Below are the records. List every line holding the word "Commack".

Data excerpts

● ● ●

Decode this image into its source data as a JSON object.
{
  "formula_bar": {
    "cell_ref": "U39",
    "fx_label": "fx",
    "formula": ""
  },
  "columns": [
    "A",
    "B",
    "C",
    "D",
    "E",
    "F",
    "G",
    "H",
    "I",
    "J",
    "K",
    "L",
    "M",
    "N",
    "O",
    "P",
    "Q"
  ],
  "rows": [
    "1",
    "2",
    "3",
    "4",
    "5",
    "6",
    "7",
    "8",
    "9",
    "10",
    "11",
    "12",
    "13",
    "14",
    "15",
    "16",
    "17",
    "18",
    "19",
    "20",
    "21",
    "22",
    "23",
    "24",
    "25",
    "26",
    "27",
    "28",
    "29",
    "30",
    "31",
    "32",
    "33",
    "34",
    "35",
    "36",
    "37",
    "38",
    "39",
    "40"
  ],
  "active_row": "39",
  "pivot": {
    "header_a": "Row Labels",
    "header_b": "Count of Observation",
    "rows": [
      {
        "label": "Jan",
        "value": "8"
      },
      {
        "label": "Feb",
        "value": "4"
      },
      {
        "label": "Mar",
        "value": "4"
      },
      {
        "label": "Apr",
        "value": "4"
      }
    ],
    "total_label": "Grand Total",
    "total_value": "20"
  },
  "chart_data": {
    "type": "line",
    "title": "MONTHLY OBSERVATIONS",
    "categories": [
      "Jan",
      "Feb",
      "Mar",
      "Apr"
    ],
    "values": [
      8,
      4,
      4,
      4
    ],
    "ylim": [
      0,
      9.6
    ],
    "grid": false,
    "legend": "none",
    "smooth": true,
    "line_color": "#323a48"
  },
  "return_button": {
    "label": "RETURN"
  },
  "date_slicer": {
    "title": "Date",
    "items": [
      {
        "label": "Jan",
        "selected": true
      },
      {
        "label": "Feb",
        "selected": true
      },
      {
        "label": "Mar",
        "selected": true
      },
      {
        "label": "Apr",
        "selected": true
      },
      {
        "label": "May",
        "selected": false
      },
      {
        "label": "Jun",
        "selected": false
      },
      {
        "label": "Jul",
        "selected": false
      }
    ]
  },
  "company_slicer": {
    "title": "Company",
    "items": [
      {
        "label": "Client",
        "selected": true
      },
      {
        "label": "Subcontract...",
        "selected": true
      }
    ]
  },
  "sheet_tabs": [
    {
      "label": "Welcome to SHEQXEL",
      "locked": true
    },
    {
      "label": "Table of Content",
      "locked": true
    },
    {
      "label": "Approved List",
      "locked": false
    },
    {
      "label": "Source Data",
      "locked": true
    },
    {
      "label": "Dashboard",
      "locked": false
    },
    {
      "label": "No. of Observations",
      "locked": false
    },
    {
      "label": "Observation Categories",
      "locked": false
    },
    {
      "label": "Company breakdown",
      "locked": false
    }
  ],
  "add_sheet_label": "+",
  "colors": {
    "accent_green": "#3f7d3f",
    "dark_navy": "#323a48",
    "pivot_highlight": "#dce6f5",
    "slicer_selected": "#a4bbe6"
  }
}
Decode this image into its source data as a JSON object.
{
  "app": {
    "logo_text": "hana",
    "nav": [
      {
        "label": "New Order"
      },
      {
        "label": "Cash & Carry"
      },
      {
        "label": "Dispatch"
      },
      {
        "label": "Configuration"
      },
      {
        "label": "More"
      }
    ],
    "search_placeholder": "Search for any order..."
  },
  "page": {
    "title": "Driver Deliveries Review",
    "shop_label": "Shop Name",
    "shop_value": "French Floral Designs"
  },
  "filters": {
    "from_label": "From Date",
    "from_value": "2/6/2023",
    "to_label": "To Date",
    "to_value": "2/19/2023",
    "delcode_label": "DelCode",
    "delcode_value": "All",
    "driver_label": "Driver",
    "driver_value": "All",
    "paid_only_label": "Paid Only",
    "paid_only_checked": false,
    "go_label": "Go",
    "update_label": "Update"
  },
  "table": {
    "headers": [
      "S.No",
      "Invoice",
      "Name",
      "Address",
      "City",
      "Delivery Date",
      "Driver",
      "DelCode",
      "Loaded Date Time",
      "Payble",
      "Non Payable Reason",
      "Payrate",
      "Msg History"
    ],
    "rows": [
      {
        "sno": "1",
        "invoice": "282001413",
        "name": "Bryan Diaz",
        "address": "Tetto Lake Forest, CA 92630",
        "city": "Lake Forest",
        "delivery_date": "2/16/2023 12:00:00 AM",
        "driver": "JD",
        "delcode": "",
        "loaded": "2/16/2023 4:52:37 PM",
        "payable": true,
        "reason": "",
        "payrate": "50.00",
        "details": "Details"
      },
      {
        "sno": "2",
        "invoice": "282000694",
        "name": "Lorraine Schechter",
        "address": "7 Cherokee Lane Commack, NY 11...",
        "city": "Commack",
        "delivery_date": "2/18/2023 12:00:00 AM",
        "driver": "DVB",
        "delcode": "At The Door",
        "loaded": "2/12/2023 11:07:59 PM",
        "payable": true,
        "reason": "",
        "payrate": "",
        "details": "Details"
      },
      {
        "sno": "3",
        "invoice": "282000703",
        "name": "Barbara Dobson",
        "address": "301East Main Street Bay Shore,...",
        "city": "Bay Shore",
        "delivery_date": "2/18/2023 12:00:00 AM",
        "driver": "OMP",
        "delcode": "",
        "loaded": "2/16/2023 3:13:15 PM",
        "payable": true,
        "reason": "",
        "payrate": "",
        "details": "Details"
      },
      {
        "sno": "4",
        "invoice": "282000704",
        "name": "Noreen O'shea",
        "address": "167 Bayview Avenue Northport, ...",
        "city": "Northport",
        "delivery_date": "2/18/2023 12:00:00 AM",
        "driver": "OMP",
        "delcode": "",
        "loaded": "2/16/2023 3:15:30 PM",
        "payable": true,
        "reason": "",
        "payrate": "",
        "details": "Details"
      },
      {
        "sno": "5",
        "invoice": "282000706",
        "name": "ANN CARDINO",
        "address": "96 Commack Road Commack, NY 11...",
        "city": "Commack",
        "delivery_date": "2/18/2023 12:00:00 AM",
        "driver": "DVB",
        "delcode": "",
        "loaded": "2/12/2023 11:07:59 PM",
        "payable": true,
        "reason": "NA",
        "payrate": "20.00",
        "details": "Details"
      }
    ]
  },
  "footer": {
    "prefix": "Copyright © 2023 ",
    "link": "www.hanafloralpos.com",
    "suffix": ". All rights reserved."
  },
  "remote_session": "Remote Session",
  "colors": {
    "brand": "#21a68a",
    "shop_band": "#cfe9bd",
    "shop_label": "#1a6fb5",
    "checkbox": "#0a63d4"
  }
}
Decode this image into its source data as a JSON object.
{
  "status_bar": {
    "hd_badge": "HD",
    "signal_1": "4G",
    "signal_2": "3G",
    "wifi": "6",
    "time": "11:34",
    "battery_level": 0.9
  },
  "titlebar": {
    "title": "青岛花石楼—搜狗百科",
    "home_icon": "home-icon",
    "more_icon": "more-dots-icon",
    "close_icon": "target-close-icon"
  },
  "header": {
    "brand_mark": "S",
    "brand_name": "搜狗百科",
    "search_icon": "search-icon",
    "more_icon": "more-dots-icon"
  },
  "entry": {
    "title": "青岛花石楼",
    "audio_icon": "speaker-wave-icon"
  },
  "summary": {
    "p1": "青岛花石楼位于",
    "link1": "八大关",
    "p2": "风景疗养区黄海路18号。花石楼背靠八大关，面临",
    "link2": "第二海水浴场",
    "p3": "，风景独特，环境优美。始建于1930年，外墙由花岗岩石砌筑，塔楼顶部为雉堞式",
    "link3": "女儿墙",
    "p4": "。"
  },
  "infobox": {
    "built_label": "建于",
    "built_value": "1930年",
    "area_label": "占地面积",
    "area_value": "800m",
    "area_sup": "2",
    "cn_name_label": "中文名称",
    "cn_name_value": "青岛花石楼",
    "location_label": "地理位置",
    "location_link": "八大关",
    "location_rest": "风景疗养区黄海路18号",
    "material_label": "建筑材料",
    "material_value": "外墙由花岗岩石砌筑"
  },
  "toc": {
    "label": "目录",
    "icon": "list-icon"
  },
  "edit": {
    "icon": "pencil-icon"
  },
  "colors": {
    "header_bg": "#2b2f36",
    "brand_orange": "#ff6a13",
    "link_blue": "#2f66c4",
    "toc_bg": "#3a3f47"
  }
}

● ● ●

→ Output below:
        "address": "7 Cherokee Lane Commack, NY 11...",
        "city": "Commack",
        "address": "96 Commack Road Commack, NY 11...",
        "city": "Commack",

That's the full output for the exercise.